That could be as simple as setting a timer on your phone or computer that reminds you to stand up and move around for a couple of minutes.
You could take it a step further and be extra mindful about your body, and add in an extra timer once per day that gets you out of your seat for longer, in order to stimulate your leg muscles and burn a few extra calories that you’ll otherwise be gaining weight from at your chair.
Something like a walk around the block, or take advantage of some of the hundreds of miles of the SF Bay Trail for a lunchtime stroll.
But what about the time you actually spend working?
Well, a sit-stand desk is a great option to break up your day. You shouldn’t be standing all day, as that has similarly bad effects as sitting all day does, but if you can aim for working up to 2 or 4 hours per day standing, that’s a great way to get off your rear end while staying productive.
And now think back a little, to when you were a kid. What do young children do when they have to stay seated for long stretches of time? They start moving around and fidgeting.
Fidgeting is another way to cope with the stresses of prolonged sitting. Small fidgeting-like activities like tapping or swinging your legs while sitting increases energy expenditure by 25% to 100% (i.e., burns more calories).
Making Better Health Choices To Reduce Sitting
Sometimes sitting too much is our own choice. Typically, the most time spent sitting at home is in front of the TV.
But watching TV for more than 3 hours per day increases heart health risks by 64%. Strive to spend less than 3 hours per day in front of the TV. Not only will you improve your health, but you will also find more enriching and meaningful activities to spend time on.
And one more question, here. What position do you usually sit in? Hunched over? Back perfectly straight? The angle at which your body bends while sitting makes a difference.
When you can control it, sit at an angle of 135 degrees (leaned back a little). Get a reclining chair or place some pillows on your lower back when sitting on the couch. This position is much easier on your spine than slouching forward or sitting straight. Just don’t use it as an excuse to sit longer!

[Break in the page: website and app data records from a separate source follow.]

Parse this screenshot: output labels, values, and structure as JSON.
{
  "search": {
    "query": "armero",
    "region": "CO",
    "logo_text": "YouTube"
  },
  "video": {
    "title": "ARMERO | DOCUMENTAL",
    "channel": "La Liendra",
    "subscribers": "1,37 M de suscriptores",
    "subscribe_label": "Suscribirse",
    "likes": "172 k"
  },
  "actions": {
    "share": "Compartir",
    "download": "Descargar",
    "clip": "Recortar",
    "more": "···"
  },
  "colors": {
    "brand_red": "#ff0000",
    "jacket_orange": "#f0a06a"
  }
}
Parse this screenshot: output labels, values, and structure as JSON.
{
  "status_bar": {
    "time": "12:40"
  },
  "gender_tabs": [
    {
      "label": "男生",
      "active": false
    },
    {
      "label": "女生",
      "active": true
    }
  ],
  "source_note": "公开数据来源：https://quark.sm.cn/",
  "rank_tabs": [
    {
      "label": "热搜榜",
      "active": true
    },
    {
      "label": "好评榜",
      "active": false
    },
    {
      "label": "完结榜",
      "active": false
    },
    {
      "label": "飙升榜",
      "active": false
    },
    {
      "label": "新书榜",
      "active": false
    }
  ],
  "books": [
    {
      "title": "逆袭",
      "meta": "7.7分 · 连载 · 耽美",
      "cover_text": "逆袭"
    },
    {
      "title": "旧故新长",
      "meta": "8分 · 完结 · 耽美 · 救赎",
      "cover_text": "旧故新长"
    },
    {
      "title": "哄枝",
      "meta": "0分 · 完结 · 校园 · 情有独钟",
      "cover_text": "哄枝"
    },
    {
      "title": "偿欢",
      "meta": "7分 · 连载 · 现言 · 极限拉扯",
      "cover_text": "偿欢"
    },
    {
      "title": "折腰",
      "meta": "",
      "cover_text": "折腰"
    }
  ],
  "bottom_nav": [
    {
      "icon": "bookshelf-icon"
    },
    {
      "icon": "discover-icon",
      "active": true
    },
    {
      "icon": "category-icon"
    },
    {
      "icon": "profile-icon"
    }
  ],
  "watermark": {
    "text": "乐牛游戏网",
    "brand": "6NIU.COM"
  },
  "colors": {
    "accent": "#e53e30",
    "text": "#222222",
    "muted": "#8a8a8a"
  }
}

So get a sit-stand desk, fidget more, and make sure you get up to move every 30 minutes or so. Subtract a bit of TV from the equation, and you could literally be adding years to your life. Get mindful about what sitting does to your body, and take a stand against sitting!